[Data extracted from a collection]
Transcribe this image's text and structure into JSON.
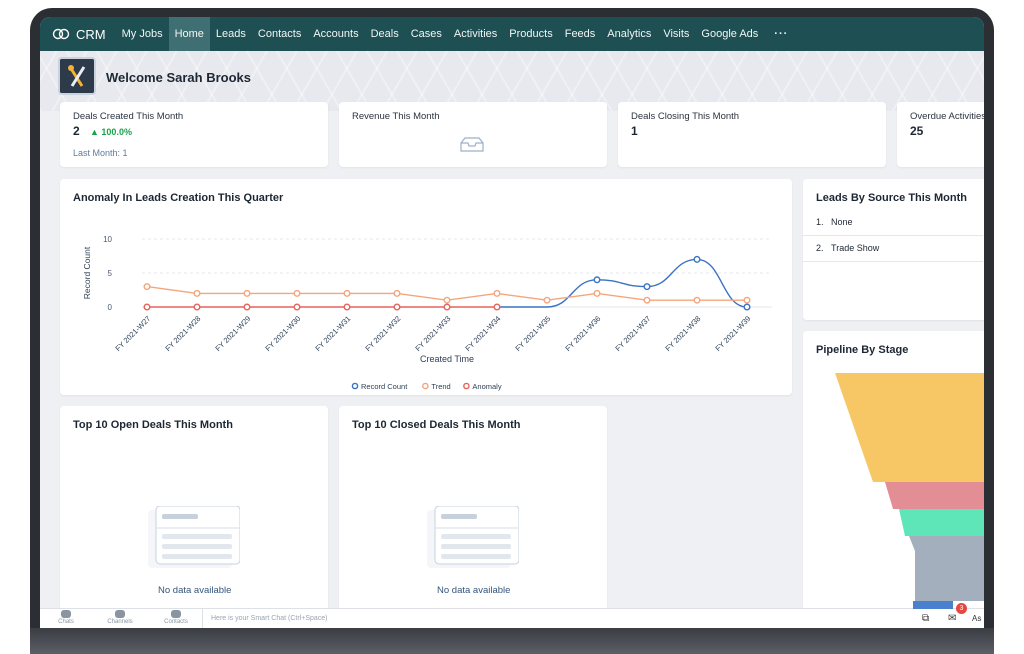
{
  "nav": {
    "brand": "CRM",
    "items": [
      "My Jobs",
      "Home",
      "Leads",
      "Contacts",
      "Accounts",
      "Deals",
      "Cases",
      "Activities",
      "Products",
      "Feeds",
      "Analytics",
      "Visits",
      "Google Ads"
    ],
    "active": "Home",
    "more": "···"
  },
  "welcome": "Welcome Sarah Brooks",
  "kpis": [
    {
      "title": "Deals Created This Month",
      "value": "2",
      "delta": "100.0%",
      "sub": "Last Month: 1"
    },
    {
      "title": "Revenue This Month",
      "value": "",
      "delta": "",
      "sub": ""
    },
    {
      "title": "Deals Closing This Month",
      "value": "1",
      "delta": "",
      "sub": ""
    },
    {
      "title": "Overdue Activities",
      "value": "25",
      "delta": "",
      "sub": ""
    }
  ],
  "anomaly_card": {
    "title": "Anomaly In Leads Creation This Quarter"
  },
  "chart_data": {
    "type": "line",
    "title": "Anomaly In Leads Creation This Quarter",
    "xlabel": "Created Time",
    "ylabel": "Record Count",
    "ylim": [
      0,
      10
    ],
    "yticks": [
      0,
      5,
      10
    ],
    "categories": [
      "FY 2021-W27",
      "FY 2021-W28",
      "FY 2021-W29",
      "FY 2021-W30",
      "FY 2021-W31",
      "FY 2021-W32",
      "FY 2021-W33",
      "FY 2021-W34",
      "FY 2021-W35",
      "FY 2021-W36",
      "FY 2021-W37",
      "FY 2021-W38",
      "FY 2021-W39"
    ],
    "series": [
      {
        "name": "Record Count",
        "color": "#3a72c4",
        "values": [
          null,
          null,
          null,
          null,
          null,
          null,
          null,
          0,
          0,
          4,
          3,
          7,
          0
        ],
        "markers": [
          false,
          false,
          false,
          false,
          false,
          false,
          false,
          false,
          false,
          true,
          true,
          true,
          true
        ]
      },
      {
        "name": "Trend",
        "color": "#f4a57c",
        "values": [
          3,
          2,
          2,
          2,
          2,
          2,
          1,
          2,
          1,
          2,
          1,
          1,
          1
        ],
        "markers": [
          true,
          true,
          true,
          true,
          true,
          true,
          true,
          true,
          true,
          true,
          true,
          true,
          true
        ]
      },
      {
        "name": "Anomaly",
        "color": "#e5625a",
        "values": [
          0,
          0,
          0,
          0,
          0,
          0,
          0,
          0,
          null,
          null,
          null,
          null,
          null
        ],
        "markers": [
          true,
          true,
          true,
          true,
          true,
          true,
          true,
          true,
          false,
          false,
          false,
          false,
          false
        ]
      }
    ],
    "legend_position": "bottom",
    "grid": true
  },
  "leads_by_source": {
    "title": "Leads By Source This Month",
    "rows": [
      {
        "num": "1.",
        "label": "None"
      },
      {
        "num": "2.",
        "label": "Trade Show"
      }
    ]
  },
  "pipeline": {
    "title": "Pipeline By Stage"
  },
  "open_deals": {
    "title": "Top 10 Open Deals This Month",
    "empty": "No data available"
  },
  "closed_deals": {
    "title": "Top 10 Closed Deals This Month",
    "empty": "No data available"
  },
  "bottombar": {
    "items": [
      "Chats",
      "Channels",
      "Contacts"
    ],
    "smart_chat_placeholder": "Here is your Smart Chat (Ctrl+Space)",
    "badge": "3",
    "right_text": "As"
  }
}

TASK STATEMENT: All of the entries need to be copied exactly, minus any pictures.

RESPONSE TO THE EXERCISE:
Transcribe this image's text and structure into JSON.
{
  "nav": {
    "brand": "CRM",
    "items": [
      "My Jobs",
      "Home",
      "Leads",
      "Contacts",
      "Accounts",
      "Deals",
      "Cases",
      "Activities",
      "Products",
      "Feeds",
      "Analytics",
      "Visits",
      "Google Ads"
    ],
    "active": "Home",
    "more": "···"
  },
  "welcome": "Welcome Sarah Brooks",
  "kpis": [
    {
      "title": "Deals Created This Month",
      "value": "2",
      "delta": "100.0%",
      "sub": "Last Month: 1"
    },
    {
      "title": "Revenue This Month",
      "value": "",
      "delta": "",
      "sub": ""
    },
    {
      "title": "Deals Closing This Month",
      "value": "1",
      "delta": "",
      "sub": ""
    },
    {
      "title": "Overdue Activities",
      "value": "25",
      "delta": "",
      "sub": ""
    }
  ],
  "anomaly_card": {
    "title": "Anomaly In Leads Creation This Quarter"
  },
  "chart_data": {
    "type": "line",
    "title": "Anomaly In Leads Creation This Quarter",
    "xlabel": "Created Time",
    "ylabel": "Record Count",
    "ylim": [
      0,
      10
    ],
    "yticks": [
      0,
      5,
      10
    ],
    "categories": [
      "FY 2021-W27",
      "FY 2021-W28",
      "FY 2021-W29",
      "FY 2021-W30",
      "FY 2021-W31",
      "FY 2021-W32",
      "FY 2021-W33",
      "FY 2021-W34",
      "FY 2021-W35",
      "FY 2021-W36",
      "FY 2021-W37",
      "FY 2021-W38",
      "FY 2021-W39"
    ],
    "series": [
      {
        "name": "Record Count",
        "color": "#3a72c4",
        "values": [
          null,
          null,
          null,
          null,
          null,
          null,
          null,
          0,
          0,
          4,
          3,
          7,
          0
        ],
        "markers": [
          false,
          false,
          false,
          false,
          false,
          false,
          false,
          false,
          false,
          true,
          true,
          true,
          true
        ]
      },
      {
        "name": "Trend",
        "color": "#f4a57c",
        "values": [
          3,
          2,
          2,
          2,
          2,
          2,
          1,
          2,
          1,
          2,
          1,
          1,
          1
        ],
        "markers": [
          true,
          true,
          true,
          true,
          true,
          true,
          true,
          true,
          true,
          true,
          true,
          true,
          true
        ]
      },
      {
        "name": "Anomaly",
        "color": "#e5625a",
        "values": [
          0,
          0,
          0,
          0,
          0,
          0,
          0,
          0,
          null,
          null,
          null,
          null,
          null
        ],
        "markers": [
          true,
          true,
          true,
          true,
          true,
          true,
          true,
          true,
          false,
          false,
          false,
          false,
          false
        ]
      }
    ],
    "legend_position": "bottom",
    "grid": true
  },
  "leads_by_source": {
    "title": "Leads By Source This Month",
    "rows": [
      {
        "num": "1.",
        "label": "None"
      },
      {
        "num": "2.",
        "label": "Trade Show"
      }
    ]
  },
  "pipeline": {
    "title": "Pipeline By Stage"
  },
  "open_deals": {
    "title": "Top 10 Open Deals This Month",
    "empty": "No data available"
  },
  "closed_deals": {
    "title": "Top 10 Closed Deals This Month",
    "empty": "No data available"
  },
  "bottombar": {
    "items": [
      "Chats",
      "Channels",
      "Contacts"
    ],
    "smart_chat_placeholder": "Here is your Smart Chat (Ctrl+Space)",
    "badge": "3",
    "right_text": "As"
  }
}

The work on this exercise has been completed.